Gray teaches the basics: how to use a sewing machine; stitch a straight line; and wind a bobbin; but it is the life lessons -- vocabulary, history and pride in workmanship -- that make her little quilting school so very special. Set up in the basement of her home, there are six work stations, a mid-arm quilting machine, cutting station, fabric collection, a white board, bulletin boards and, for inspiration, several completed quilt tops hang waiting for the next step.

"Since I am a watercolor artist, I have a good eye and sense of design," said Gray who has been quilting in depth for the last 10 years. "I like to pour my heart into my quilt. I don't need to follow a pattern." One of her quilts won in last fall's Hudson Heritage Quilters show and is on its way to Madison for another competition. It is that passion and inspiration she hopes to pass on to her students.

"They learn so many more things than quilting," said Gray. "They learn about design, how to audition fabrics, thread count and which kinds of fabric to put into a quilt. Then they also learn how to communicate what they learn."

The students' individualism shows immediately when you look at their quilt; from fabric selection to design, each is different. Gray has her students compete at the Washington County Fair.

"They are given a choice. They do it right the first time, do it incorrect, they can correct it or leave it, the choice is theirs," said Gray. "Whatever they choose, they will learn from the judges' comments.

The students have recently studied the Underground Railroad and how log cabin quilts were used to communicate during the Civil War.

Lessons about the history of quilting are recorded and refined by the students in their notebooks. Suzy Metcalf answered this question: "Why is quilting useful to Amish?"

"I think quilting is useful to Amish because most Amish families do not have a heated house in the winter. The quilts can be used for warmth. The Amish make quilts by hand sewing or using treadle machines. Mostly, women do the sewing, while the men are doing the other chores. The Amish either walk to get fabric or they ride in a horse-drawn wagon. Hopefully, I will not be Amish because I am not very patient. It would probably take a long time to sew a quilt if you were Amish."

Molly Metcalf answered the following question: "Why is it useful to slaves who are running away?"

"Quilts sometimes can be signs of safe houses. Why? Because if there is a log cabin pattern on the quilt it means it is a safe house. The block is the middle has to be black. Why? Because if it is purple, (or any other color than black), slaves will not go there."

Reneah Arndt answered this question: "Why is quilting a good source of learning?"

"Quilting is a good source of learning because it is good to know in the future.

I am learning to paper piece, to appliqué and (do) regular piecing and I can teach my little friends to quilt. Quilting is also a good source of learning to be prepared for situations like becoming homeless."
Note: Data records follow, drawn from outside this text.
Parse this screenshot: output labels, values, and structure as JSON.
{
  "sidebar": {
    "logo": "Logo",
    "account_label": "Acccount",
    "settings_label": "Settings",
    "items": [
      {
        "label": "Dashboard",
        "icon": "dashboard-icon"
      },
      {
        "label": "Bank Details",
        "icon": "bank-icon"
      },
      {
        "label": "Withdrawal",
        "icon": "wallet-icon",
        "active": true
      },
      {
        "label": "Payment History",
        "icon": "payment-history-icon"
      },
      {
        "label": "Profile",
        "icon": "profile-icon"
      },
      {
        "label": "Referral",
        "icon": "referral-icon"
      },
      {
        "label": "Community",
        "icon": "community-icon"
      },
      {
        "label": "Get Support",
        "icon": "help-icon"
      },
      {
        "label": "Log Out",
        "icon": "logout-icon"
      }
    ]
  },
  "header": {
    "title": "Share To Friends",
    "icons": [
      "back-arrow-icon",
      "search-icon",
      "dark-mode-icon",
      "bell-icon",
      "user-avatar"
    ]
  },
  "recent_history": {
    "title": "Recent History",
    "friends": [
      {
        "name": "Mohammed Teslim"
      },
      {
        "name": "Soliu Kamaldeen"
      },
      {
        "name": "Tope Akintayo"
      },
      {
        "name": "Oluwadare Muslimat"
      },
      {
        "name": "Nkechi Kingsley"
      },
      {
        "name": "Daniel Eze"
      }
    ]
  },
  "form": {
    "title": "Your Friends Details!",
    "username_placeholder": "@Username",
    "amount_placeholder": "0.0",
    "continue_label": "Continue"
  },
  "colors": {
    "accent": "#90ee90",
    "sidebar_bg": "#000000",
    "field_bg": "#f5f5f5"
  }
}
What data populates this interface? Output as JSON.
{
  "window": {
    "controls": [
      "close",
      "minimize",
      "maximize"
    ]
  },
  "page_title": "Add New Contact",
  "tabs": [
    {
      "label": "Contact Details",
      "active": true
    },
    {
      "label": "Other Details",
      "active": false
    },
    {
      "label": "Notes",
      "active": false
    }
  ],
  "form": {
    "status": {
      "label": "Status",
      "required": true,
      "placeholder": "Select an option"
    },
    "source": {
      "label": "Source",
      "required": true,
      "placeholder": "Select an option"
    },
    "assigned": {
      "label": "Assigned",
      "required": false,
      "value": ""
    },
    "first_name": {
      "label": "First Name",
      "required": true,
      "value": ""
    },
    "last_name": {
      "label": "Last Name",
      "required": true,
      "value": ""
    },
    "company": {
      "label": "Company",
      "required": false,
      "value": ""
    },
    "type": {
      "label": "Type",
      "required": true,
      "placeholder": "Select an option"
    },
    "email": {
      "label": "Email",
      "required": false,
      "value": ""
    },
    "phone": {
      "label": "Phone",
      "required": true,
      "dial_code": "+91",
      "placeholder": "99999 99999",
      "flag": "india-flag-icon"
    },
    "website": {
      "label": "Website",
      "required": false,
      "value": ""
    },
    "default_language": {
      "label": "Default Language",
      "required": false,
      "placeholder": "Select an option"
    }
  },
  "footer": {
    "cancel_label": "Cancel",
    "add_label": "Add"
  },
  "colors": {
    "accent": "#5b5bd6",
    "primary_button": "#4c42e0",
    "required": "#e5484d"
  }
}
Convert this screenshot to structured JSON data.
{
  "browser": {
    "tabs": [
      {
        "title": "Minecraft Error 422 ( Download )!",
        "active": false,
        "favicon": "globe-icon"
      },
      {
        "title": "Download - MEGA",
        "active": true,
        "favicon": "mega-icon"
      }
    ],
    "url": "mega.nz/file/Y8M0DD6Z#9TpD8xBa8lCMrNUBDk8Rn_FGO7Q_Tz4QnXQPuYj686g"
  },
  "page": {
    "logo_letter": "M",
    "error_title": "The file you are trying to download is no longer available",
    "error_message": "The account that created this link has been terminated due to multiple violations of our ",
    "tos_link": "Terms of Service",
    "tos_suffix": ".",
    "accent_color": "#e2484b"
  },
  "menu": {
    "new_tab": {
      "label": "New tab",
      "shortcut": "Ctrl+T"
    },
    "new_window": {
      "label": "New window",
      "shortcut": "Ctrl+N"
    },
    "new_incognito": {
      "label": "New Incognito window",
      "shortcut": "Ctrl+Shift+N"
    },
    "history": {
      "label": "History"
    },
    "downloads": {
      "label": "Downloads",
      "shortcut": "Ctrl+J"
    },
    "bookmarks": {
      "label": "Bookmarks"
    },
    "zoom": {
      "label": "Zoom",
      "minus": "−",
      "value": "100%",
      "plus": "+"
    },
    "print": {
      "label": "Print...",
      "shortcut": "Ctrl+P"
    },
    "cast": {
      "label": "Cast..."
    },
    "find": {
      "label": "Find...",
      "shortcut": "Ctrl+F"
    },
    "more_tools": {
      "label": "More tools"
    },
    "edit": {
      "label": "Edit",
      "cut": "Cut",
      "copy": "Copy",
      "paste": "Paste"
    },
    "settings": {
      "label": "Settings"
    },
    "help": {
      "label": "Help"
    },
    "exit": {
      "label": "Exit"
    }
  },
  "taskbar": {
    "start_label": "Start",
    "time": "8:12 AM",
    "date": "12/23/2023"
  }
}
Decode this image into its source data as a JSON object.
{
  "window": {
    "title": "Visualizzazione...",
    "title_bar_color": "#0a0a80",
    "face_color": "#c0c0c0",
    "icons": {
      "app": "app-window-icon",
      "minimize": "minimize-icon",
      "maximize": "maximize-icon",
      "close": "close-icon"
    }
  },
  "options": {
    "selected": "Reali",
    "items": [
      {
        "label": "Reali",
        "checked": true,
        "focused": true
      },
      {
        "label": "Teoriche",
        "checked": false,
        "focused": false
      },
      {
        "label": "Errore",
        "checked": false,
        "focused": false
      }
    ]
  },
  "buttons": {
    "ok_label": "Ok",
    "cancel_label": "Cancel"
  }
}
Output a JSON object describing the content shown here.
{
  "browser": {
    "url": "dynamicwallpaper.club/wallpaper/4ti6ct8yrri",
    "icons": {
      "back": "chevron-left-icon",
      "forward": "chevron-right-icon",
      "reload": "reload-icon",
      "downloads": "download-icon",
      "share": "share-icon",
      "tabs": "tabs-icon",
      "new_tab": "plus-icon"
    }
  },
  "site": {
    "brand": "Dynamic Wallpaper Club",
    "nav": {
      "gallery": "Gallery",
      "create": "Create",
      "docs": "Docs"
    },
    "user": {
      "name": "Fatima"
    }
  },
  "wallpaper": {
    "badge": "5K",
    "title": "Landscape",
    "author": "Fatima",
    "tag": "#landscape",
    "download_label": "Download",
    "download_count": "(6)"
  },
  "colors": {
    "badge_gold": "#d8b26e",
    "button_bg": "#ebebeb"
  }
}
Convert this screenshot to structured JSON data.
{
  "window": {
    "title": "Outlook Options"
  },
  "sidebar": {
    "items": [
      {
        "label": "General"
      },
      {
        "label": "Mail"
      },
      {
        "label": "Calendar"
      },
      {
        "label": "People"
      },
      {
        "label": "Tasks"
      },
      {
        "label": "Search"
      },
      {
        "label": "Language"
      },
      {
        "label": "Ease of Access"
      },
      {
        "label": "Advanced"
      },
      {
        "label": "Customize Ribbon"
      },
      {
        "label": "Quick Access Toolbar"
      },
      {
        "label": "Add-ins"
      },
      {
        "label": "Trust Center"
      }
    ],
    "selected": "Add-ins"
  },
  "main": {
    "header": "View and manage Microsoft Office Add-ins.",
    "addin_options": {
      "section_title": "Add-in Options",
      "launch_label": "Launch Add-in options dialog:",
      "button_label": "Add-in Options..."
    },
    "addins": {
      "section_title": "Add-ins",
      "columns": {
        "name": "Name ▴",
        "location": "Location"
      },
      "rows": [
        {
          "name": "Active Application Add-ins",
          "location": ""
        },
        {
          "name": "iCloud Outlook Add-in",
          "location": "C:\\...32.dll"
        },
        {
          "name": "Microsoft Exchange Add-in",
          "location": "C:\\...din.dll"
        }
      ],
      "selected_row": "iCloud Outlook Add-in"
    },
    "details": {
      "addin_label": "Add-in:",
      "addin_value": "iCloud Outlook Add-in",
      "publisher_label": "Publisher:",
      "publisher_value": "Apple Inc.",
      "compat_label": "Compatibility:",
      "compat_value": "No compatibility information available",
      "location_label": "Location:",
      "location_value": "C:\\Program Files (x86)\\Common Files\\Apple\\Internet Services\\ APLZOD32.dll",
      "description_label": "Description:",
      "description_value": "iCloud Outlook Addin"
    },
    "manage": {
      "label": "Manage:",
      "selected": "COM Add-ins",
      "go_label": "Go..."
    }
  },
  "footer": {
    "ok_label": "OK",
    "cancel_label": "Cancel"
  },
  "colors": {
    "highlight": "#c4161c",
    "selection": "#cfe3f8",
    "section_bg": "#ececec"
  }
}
As the students, grin and giggle there is no question along with learning many life lessons, they have fun in the process.

"I love it," said Reneah Arndt, about quilting school. "It is hard work but in the end you have a beautiful quilt."

Gray, hopes each of them will take real life skills from her class that will give them self-confidence and the knowledge that they are each uniquely different.

"I love it and I think is suits my personality," said Molly Metcalf, the youngest of the trio. "I get to pick out the fabric, I love to draw so I like it a lot."